-------- Entries shown

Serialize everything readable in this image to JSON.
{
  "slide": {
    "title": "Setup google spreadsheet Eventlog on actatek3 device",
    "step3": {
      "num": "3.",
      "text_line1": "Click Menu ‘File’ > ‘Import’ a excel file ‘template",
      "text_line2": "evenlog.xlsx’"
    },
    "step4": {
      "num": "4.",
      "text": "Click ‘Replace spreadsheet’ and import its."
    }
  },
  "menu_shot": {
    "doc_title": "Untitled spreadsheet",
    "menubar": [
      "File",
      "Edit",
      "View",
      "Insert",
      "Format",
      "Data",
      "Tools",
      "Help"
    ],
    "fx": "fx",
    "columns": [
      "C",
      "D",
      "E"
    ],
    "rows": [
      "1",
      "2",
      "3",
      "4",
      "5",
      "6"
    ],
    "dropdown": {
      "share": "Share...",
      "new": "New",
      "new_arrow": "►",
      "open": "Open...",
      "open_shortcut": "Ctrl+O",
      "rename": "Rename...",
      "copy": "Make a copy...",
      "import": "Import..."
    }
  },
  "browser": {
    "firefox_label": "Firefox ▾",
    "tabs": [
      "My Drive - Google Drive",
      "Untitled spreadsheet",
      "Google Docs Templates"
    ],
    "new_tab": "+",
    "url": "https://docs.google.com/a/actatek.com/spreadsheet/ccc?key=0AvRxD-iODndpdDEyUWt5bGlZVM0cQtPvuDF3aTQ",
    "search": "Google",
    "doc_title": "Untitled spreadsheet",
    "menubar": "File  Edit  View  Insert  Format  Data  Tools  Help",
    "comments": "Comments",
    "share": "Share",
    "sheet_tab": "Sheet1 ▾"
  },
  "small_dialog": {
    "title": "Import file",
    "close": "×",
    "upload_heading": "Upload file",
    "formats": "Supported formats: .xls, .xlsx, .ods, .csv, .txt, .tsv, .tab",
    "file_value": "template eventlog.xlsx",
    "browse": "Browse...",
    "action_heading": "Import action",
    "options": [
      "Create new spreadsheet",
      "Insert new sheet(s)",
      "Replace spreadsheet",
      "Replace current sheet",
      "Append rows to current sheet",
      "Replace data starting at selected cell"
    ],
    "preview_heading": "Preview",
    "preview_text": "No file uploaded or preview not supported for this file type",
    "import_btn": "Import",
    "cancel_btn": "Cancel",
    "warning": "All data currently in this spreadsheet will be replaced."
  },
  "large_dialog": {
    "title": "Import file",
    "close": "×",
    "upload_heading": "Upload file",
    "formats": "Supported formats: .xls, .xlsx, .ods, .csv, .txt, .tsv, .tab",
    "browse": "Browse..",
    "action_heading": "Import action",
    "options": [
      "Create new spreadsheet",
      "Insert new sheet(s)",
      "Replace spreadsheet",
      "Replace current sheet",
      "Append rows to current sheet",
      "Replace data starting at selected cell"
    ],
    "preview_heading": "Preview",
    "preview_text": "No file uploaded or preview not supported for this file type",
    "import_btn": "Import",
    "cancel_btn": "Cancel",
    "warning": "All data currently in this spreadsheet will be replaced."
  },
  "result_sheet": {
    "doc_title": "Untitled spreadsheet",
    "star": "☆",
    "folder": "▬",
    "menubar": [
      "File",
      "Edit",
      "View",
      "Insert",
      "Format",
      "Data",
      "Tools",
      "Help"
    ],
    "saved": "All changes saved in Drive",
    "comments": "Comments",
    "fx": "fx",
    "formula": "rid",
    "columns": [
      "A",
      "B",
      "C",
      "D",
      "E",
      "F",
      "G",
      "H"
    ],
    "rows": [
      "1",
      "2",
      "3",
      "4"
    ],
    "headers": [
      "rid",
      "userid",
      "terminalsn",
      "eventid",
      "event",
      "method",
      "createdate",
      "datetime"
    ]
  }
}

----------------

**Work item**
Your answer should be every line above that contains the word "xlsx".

**Answer to this exercise**
      "text_line2": "evenlog.xlsx’"
    "formats": "Supported formats: .xls, .xlsx, .ods, .csv, .txt, .tsv, .tab",
    "file_value": "template eventlog.xlsx",
    "formats": "Supported formats: .xls, .xlsx, .ods, .csv, .txt, .tsv, .tab",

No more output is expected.